  • Complying with any cut-off dates. If there is a cut off date - either for your award entry or for the time span in which projects or tasks will be judged – then check them out and comply with them. Also, aim to have your award application submitted comfortably before the closing date.
  • If you need to, asking for more information. It is better to ask a question and get an answer than not to, and get something wrong in your application.
  • Making sure every question that needs to be answered on the entry form is answered.
  • Sticking to the guidelines and providing the material or supporting documentation – as well as the entry itself – in a format the award body wants. "Following the guidelines" doesn't mean doing what is easiest for your group. Follow the guidelines with your entry.
  • Proofreading your award entry for spelling and grammar, and then getting someone else to proofread your entry for spelling and grammar.
  • If appropriate, get letters of support from someone familiar with the partnership.

Who You Can Apply To?

There are a number of bodies and organisations that partnerships can look at when thinking about applying for an award.

  • One of the more obvious ones in Australia is the Prime Ministers Awards for Excellence in Community Business Partnership.
    • This award is specifically aimed at community business partnerships and has a number of categories each year at both state level and national level.
  • Other possibilities when looking for an award you can enter involve using the information and contacts you probably already have.
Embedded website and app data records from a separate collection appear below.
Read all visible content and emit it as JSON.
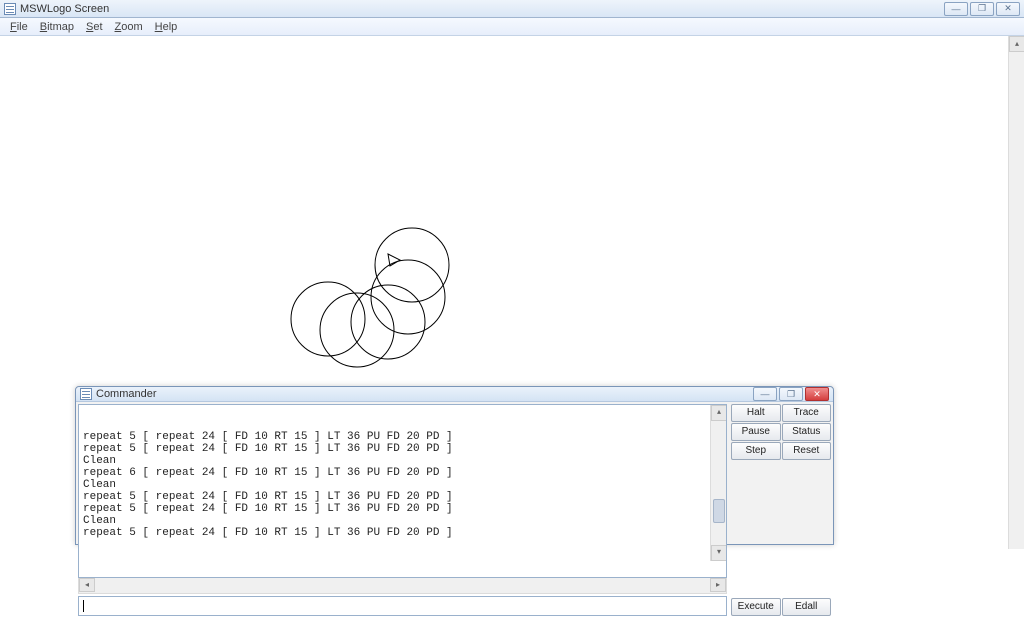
{
  "window": {
    "title": "MSWLogo Screen",
    "buttons": {
      "min": "—",
      "max": "❐",
      "close": "✕"
    }
  },
  "menu": {
    "file": "File",
    "bitmap": "Bitmap",
    "set": "Set",
    "zoom": "Zoom",
    "help": "Help"
  },
  "commander": {
    "title": "Commander",
    "history": [
      "repeat 5 [ repeat 24 [ FD 10 RT 15 ] LT 36 PU FD 20 PD ]",
      "repeat 5 [ repeat 24 [ FD 10 RT 15 ] LT 36 PU FD 20 PD ]",
      "Clean",
      "repeat 6 [ repeat 24 [ FD 10 RT 15 ] LT 36 PU FD 20 PD ]",
      "Clean",
      "repeat 5 [ repeat 24 [ FD 10 RT 15 ] LT 36 PU FD 20 PD ]",
      "repeat 5 [ repeat 24 [ FD 10 RT 15 ] LT 36 PU FD 20 PD ]",
      "Clean",
      "repeat 5 [ repeat 24 [ FD 10 RT 15 ] LT 36 PU FD 20 PD ]"
    ],
    "input": "",
    "buttons": {
      "halt": "Halt",
      "trace": "Trace",
      "pause": "Pause",
      "status": "Status",
      "step": "Step",
      "reset": "Reset",
      "execute": "Execute",
      "edall": "Edall"
    },
    "winbtns": {
      "min": "—",
      "max": "❐",
      "close": "✕"
    }
  }
}
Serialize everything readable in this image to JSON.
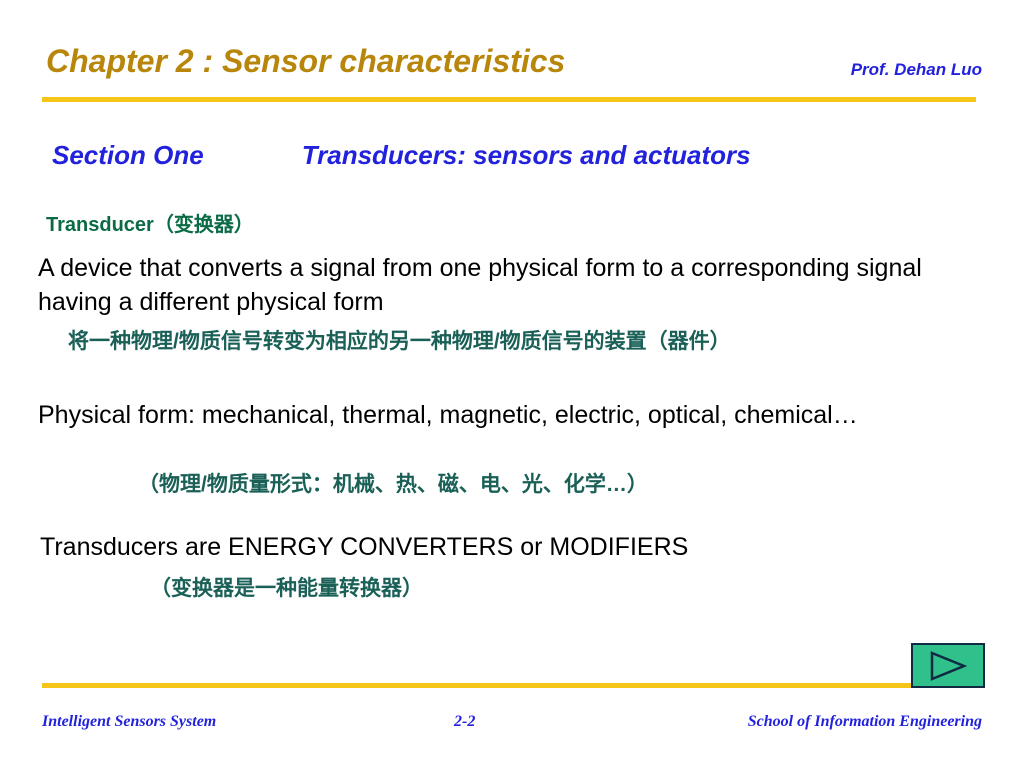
{
  "header": {
    "title": "Chapter 2 : Sensor characteristics",
    "presenter": "Prof. Dehan Luo"
  },
  "section": {
    "label": "Section One",
    "topic": "Transducers: sensors and actuators"
  },
  "content": {
    "term_heading": "Transducer（变换器）",
    "definition_en": " A device that converts a signal from one physical form to a corresponding signal having a different physical form",
    "definition_cn": "将一种物理/物质信号转变为相应的另一种物理/物质信号的装置（器件）",
    "forms_en": " Physical form: mechanical, thermal, magnetic, electric, optical, chemical…",
    "forms_cn": "（物理/物质量形式：机械、热、磁、电、光、化学…）",
    "energy_en": "Transducers are ENERGY CONVERTERS or MODIFIERS",
    "energy_cn": "（变换器是一种能量转换器）"
  },
  "footer": {
    "left": "Intelligent Sensors System",
    "page": "2-2",
    "right": "School of Information Engineering"
  },
  "nav": {
    "next_icon": "play-triangle-icon"
  },
  "colors": {
    "title_gold": "#b8860b",
    "rule_gold": "#f5c518",
    "heading_blue": "#2222dd",
    "term_green": "#0a6b45",
    "chinese_teal": "#1a6057",
    "button_fill": "#2fc08c",
    "button_border": "#102a43",
    "body_black": "#000000"
  }
}
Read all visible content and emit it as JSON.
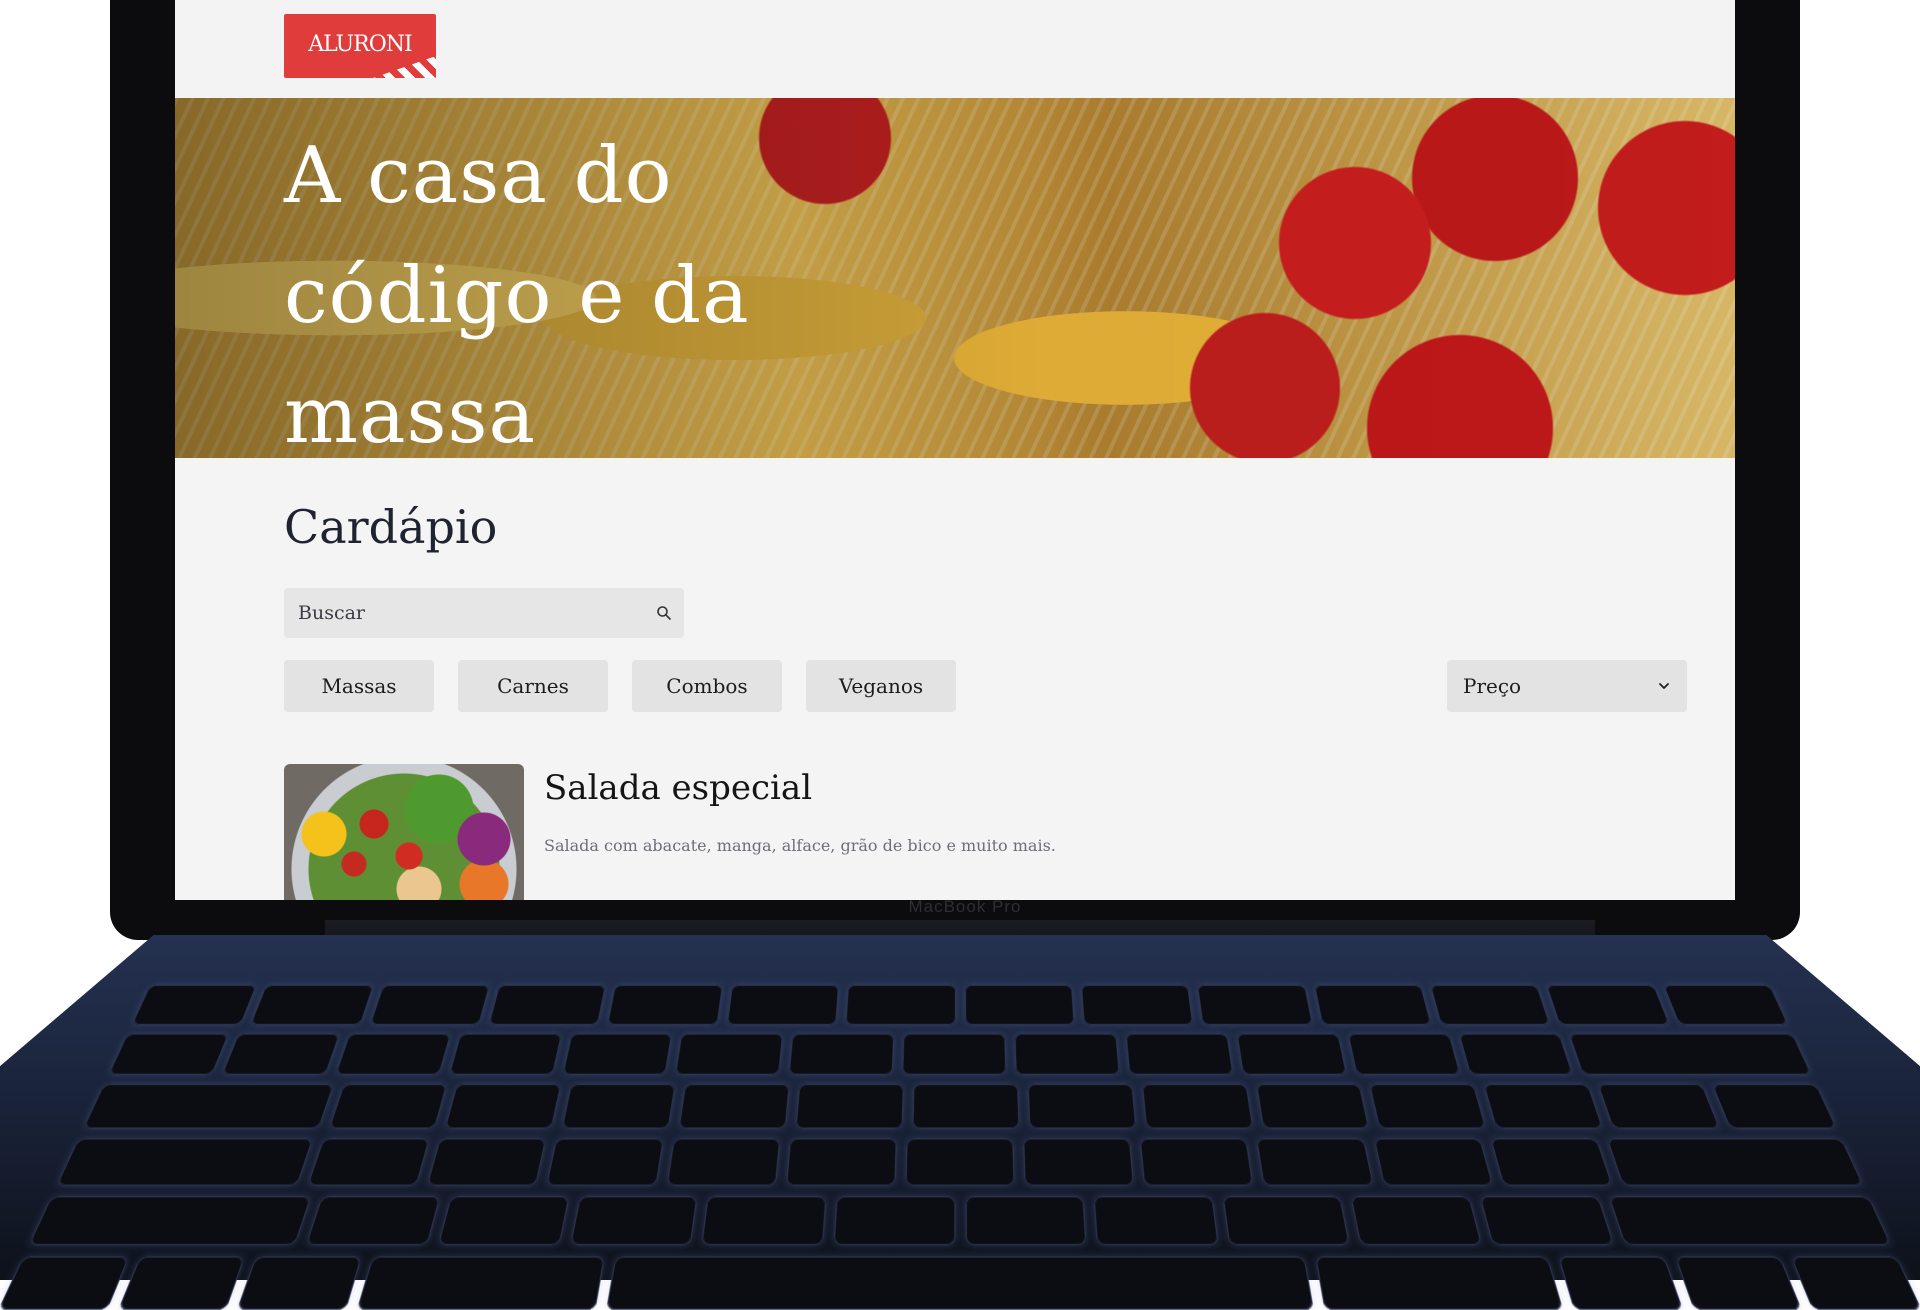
{
  "brand": {
    "logo_text": "ALURONI",
    "color": "#e03c3c"
  },
  "hero": {
    "title": "A casa do código e da massa"
  },
  "menu": {
    "title": "Cardápio",
    "search": {
      "placeholder": "Buscar",
      "icon": "search-icon"
    },
    "filters": [
      "Massas",
      "Carnes",
      "Combos",
      "Veganos"
    ],
    "order": {
      "label": "Preço",
      "icon": "chevron-down-icon"
    },
    "items": [
      {
        "name": "Salada especial",
        "description": "Salada com abacate, manga, alface, grão de bico e muito mais."
      }
    ]
  },
  "device": {
    "bezel_label": "MacBook Pro"
  }
}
They include:
    • The community group knowing people or award bodies in its area of expertise.
    • Similarly, the business partner may have knowledge of awards available through its contacts.
    • Local authorities could have their own awards programs – local councils or local State or Federal MPs for example.
    • The State or Federal Governments may have award programs that could suit you – talk to your local MPs to see if they do.
    • Chambers of Commerce or business groups can often have awards programs available as well.
Remember – if your local council, Chamber of Commerce or other bodies don't have awards programs for partnerships, tell them they should. Say to them they should establish these programs in order to encourage other groups to establish partnerships.
  • Finally, Our Community's Scholarships and Awards newsletter lists a number of awards and scholarships which may be suitable for your group. The newsletter comes out monthly, with subscriptions available through the Our Community website at: